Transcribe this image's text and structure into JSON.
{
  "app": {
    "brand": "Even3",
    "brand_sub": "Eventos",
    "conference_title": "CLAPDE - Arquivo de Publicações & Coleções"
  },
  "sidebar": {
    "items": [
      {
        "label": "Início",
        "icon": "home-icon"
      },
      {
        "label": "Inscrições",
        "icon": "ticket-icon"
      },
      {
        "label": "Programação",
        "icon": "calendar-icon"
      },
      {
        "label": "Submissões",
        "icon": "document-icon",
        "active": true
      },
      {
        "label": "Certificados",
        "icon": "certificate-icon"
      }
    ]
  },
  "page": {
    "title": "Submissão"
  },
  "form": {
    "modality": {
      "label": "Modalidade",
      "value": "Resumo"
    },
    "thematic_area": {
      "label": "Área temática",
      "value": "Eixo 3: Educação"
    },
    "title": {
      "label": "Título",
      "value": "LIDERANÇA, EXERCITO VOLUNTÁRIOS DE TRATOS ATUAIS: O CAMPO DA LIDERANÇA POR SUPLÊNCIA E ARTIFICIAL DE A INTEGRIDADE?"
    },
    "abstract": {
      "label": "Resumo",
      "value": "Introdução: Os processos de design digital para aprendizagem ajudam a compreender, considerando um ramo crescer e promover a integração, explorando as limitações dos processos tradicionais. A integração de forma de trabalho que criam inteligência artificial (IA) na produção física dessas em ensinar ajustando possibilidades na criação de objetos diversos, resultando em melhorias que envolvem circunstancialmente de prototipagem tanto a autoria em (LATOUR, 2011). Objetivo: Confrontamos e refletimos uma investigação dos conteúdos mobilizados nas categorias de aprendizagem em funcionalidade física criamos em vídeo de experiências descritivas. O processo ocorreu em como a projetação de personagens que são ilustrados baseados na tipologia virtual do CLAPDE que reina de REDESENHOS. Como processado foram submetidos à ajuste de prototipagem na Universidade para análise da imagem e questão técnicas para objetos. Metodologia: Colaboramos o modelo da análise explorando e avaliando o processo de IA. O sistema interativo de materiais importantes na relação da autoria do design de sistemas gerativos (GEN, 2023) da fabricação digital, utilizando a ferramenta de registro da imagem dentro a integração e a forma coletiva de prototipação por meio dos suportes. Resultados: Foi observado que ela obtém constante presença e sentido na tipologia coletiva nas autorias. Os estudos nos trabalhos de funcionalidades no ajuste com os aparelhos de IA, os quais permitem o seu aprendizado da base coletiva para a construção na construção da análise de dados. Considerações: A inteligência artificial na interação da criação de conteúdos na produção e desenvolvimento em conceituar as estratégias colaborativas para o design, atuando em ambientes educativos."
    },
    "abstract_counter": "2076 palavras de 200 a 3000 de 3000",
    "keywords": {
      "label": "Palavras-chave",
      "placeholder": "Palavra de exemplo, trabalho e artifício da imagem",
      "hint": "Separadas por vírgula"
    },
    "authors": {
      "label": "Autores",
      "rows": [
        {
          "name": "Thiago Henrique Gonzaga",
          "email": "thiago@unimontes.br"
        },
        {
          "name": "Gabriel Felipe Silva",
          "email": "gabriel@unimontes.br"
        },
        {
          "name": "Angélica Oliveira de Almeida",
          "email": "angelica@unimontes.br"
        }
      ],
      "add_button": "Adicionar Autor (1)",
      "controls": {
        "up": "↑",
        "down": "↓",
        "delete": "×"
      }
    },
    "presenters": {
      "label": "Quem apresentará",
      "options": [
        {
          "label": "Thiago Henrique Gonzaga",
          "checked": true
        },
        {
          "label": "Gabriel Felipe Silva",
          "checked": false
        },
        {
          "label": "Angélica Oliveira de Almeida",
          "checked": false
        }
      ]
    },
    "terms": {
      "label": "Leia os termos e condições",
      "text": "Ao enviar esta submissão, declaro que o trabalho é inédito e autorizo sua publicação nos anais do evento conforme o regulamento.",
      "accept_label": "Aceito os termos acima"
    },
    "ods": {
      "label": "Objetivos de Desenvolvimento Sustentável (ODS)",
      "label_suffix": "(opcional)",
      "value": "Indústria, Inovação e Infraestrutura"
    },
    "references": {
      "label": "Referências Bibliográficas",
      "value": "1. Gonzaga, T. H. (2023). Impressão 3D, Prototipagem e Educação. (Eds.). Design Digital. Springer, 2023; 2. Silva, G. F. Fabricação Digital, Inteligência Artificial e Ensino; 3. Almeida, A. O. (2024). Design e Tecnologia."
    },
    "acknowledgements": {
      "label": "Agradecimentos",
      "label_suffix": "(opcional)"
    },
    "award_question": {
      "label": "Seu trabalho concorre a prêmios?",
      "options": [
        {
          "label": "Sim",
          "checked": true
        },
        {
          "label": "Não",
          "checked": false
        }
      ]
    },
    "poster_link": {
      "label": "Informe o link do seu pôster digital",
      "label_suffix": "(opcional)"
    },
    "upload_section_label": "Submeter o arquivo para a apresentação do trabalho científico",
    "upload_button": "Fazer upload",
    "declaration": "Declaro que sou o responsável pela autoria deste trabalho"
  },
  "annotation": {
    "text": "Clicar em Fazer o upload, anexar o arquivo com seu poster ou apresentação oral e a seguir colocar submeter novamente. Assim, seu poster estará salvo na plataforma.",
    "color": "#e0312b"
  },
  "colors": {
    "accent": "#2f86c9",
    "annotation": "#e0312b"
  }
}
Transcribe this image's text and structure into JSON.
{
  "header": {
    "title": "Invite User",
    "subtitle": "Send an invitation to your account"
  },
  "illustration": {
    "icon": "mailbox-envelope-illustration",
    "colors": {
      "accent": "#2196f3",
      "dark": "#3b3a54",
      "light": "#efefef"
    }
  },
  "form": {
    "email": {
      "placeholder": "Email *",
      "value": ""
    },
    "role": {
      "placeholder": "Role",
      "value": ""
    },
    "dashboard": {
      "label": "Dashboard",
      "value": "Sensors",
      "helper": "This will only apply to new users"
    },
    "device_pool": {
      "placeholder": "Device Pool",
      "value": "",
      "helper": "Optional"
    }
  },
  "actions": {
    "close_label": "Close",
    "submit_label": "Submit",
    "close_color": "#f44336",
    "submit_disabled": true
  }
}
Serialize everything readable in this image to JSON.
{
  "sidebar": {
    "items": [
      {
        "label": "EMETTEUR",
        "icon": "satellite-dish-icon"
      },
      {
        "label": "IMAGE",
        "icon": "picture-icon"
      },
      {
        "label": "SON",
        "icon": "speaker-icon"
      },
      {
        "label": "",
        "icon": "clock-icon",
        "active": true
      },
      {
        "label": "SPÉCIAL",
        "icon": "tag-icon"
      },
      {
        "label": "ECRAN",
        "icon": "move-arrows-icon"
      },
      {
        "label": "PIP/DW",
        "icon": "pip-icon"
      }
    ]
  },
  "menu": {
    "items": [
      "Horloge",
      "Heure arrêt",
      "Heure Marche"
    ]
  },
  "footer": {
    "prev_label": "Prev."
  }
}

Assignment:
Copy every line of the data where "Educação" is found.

Solved problem:
      "value": "Eixo 3: Educação"
      "value": "1. Gonzaga, T. H. (2023). Impressão 3D, Prototipagem e Educação. (Eds.). Design Digital. Springer, 2023; 2. Silva, G. F. Fabricação Digital, Inteligência Artificial e Ensino; 3. Almeida, A. O. (2024). Design e Tecnologia."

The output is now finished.